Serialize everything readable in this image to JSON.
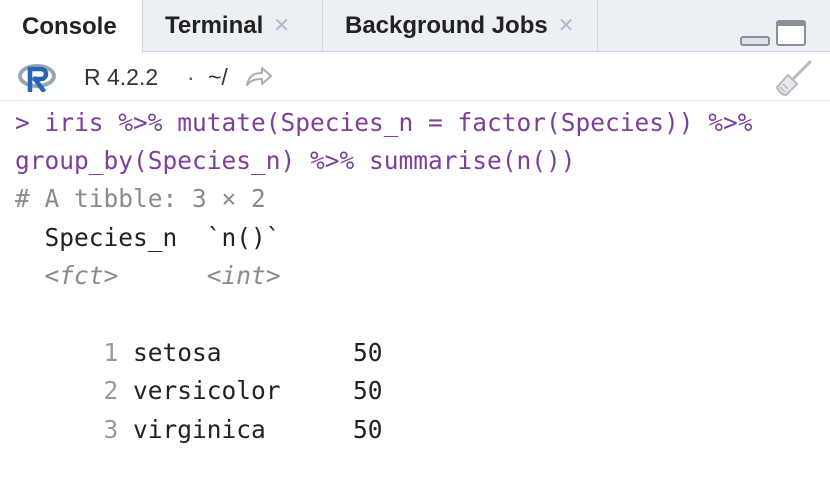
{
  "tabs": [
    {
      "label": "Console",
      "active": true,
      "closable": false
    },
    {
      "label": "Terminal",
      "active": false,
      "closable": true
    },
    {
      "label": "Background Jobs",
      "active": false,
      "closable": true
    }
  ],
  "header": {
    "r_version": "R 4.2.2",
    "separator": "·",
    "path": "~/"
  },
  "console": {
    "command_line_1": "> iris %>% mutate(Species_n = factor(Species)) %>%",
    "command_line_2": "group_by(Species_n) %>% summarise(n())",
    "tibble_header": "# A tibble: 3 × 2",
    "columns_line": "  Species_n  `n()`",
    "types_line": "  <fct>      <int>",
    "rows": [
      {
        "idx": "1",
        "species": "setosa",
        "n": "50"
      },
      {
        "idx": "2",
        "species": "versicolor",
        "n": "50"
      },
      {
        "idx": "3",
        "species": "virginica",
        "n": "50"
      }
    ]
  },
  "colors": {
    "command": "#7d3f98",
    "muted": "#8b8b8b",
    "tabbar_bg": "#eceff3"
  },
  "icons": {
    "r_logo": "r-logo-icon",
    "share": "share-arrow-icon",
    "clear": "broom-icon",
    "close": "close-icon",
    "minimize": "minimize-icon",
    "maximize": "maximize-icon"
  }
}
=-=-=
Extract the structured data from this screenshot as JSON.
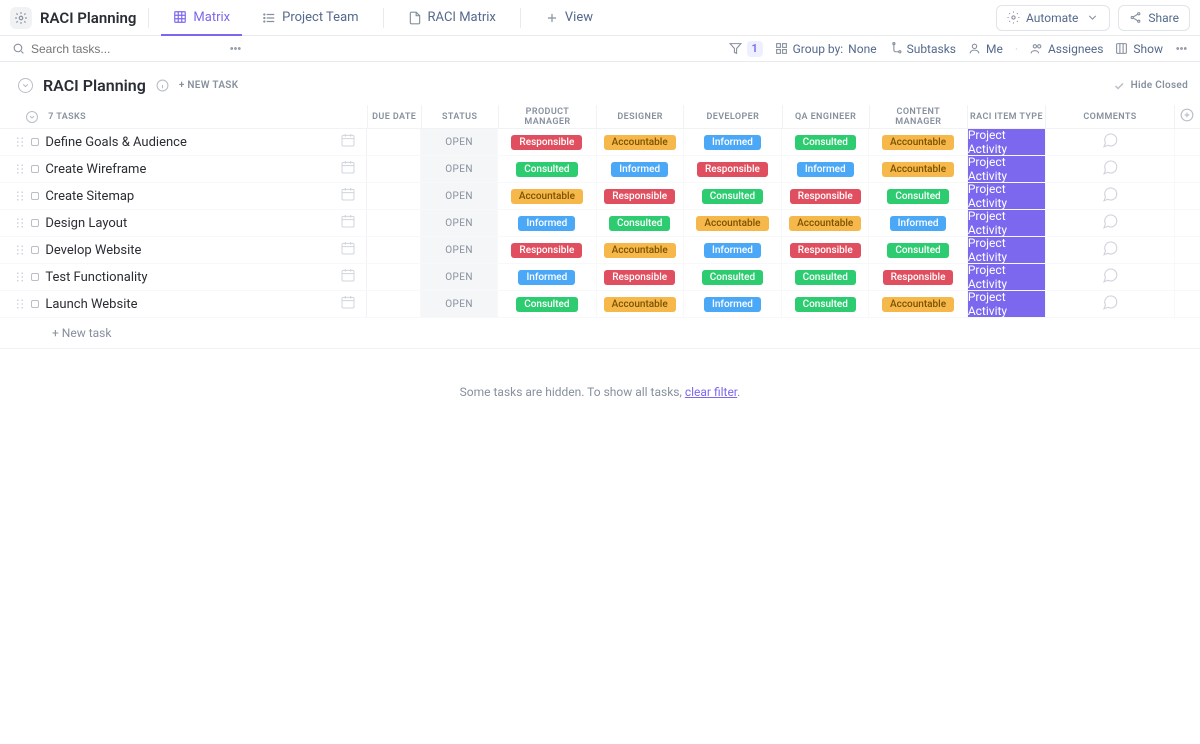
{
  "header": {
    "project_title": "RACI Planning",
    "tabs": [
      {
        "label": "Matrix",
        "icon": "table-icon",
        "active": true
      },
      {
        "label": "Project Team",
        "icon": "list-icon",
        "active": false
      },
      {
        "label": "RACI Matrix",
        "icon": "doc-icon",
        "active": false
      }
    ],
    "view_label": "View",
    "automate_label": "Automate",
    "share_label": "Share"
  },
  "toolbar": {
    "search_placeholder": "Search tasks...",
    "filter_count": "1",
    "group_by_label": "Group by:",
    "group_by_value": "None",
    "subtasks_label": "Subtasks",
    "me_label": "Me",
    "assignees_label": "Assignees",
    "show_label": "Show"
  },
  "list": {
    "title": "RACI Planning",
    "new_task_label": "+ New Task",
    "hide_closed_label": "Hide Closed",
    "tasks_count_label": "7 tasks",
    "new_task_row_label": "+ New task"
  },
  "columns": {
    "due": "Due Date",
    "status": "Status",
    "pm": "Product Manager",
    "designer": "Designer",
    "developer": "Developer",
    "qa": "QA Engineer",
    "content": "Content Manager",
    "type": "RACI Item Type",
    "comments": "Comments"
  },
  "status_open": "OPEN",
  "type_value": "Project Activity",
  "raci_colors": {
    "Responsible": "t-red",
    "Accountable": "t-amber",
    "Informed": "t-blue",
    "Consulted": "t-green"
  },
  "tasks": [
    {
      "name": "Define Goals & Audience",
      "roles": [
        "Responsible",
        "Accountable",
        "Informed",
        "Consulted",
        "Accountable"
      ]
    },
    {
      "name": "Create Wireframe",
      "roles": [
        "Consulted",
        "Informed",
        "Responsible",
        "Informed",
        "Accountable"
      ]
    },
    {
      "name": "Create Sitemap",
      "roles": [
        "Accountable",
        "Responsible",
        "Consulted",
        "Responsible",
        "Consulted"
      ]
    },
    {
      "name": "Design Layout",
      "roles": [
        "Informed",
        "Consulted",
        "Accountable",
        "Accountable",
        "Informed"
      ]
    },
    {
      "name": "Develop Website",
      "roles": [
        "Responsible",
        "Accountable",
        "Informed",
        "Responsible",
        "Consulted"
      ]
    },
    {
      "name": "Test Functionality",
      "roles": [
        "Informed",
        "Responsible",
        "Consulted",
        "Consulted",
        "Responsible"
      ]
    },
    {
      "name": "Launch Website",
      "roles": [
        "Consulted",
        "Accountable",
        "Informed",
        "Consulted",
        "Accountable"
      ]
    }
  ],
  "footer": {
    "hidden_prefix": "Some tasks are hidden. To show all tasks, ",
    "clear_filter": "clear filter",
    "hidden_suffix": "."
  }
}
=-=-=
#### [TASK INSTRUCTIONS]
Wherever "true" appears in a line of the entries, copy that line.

#### [SOLUTION]
      "active": true,
      "closable": true
      "closable": true
        "active": true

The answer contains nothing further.